Hunting and trapping of wild reindeer in the mountains around the fjords
Both the Geirangerfjord and Nærøyfjord areas have numerous traces of ancient hunting and trapping. The traditional methods were based on the permanent migrating routes of the wild reindeer. With the help of leading fences partly constructed with wooden stakes or stones, and natural obstacles like lakes and steep hillsides, the animals were driven off cliffs or into systems of covered pitfalls. Hunters with bows and arrows or spears also hid behind low hides close to routes habitually used by the roaming reindeer. A pitfall for reindeer was generally 2 m deep, 2 m long and 0.7 m broad.
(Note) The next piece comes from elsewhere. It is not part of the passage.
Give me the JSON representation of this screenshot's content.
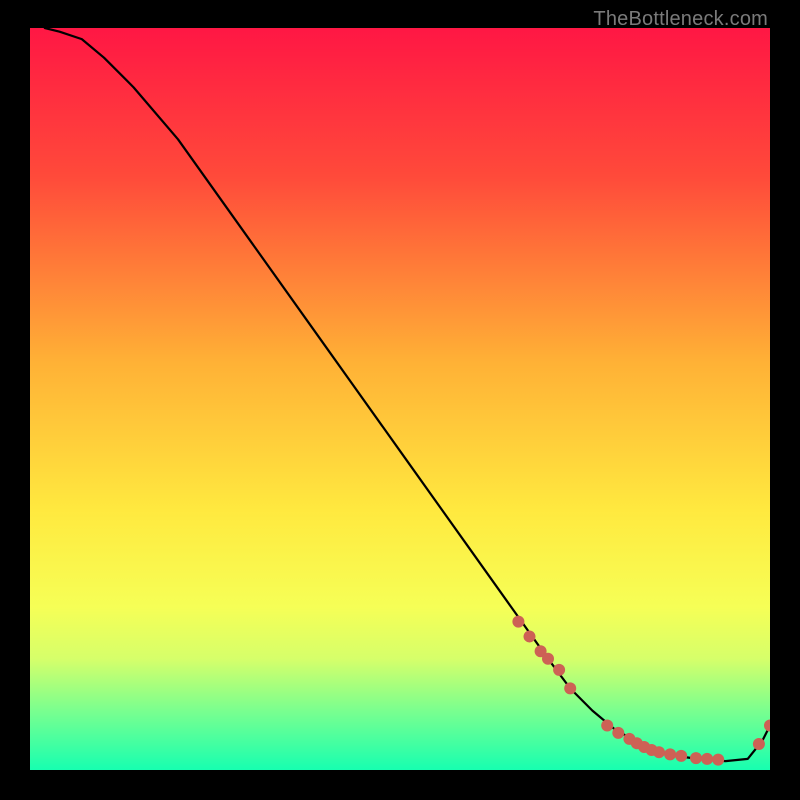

Traces of camp sites can probably be linked with the use of hunting sites in the Stone Age, but no permanent settlements have been found in the mountains.
Utilised over thousands of years
The trapping systems in the area are large and imply that many people must have co-operated on the hunt. The very largest systems comprise up to 80 hides and leading fences that were several hundred metres long.
The systems were probably in use from the Stone Age until as late as the 1600s, showing that wild reindeer inhabiting the mountainous areas have always been an important resource for people living in the surrounding fjords and valleys.
Other archaeological and historical (pre-1537) remains recorded in the area
Comparatively few graves or objects dating from the Stone Age or Bronze Age have been found along Geirangerfjord and Nærøyfjord. This may support a theory that these areas became permanently settled later than the more easily accessible fjords in western Norway.